#### [Problem]
Given the records below, pull every line with the word "this" into the answer.

(Items from an interface collection)
+++

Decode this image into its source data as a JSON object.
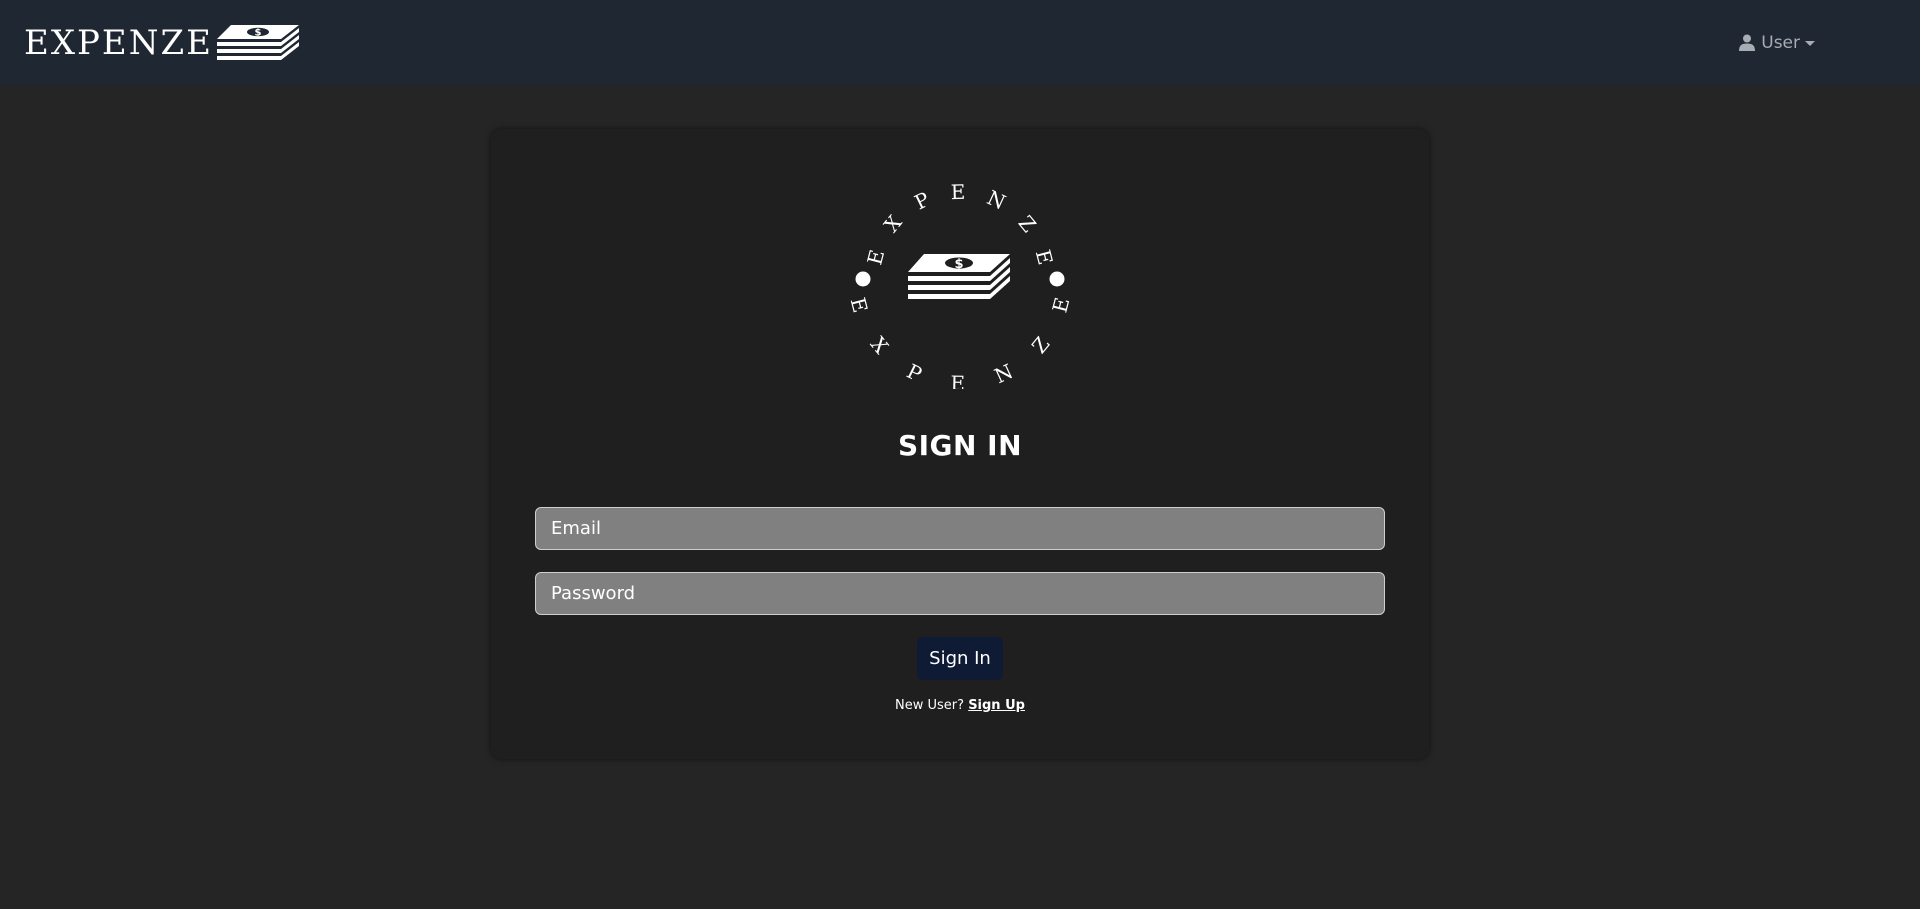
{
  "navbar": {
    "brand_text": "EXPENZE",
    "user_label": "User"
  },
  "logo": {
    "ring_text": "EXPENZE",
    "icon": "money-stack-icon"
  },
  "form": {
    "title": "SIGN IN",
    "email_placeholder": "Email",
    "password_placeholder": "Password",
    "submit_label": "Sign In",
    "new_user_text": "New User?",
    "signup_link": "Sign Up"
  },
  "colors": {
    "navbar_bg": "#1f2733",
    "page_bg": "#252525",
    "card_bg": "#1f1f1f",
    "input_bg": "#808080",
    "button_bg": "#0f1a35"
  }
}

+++

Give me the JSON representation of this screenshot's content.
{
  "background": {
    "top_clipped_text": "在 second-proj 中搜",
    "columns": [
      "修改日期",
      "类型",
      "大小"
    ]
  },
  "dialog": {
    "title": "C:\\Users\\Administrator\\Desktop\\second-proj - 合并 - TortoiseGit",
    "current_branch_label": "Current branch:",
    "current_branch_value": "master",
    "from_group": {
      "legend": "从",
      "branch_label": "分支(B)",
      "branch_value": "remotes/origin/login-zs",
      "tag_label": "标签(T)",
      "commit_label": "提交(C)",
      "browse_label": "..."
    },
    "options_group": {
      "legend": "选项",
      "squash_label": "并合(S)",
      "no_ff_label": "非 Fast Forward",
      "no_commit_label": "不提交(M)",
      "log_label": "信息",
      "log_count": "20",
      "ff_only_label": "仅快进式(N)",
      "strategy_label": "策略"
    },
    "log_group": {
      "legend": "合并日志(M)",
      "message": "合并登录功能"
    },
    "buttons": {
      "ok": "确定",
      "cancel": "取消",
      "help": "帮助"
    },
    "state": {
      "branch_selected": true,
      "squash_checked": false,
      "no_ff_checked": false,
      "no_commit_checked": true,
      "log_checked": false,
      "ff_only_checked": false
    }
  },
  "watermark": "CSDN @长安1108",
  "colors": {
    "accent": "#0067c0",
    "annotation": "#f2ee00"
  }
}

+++

#### [Solved problem]
Decode this image into its source data as a JSON object.
Give me the JSON representation of this screenshot's content.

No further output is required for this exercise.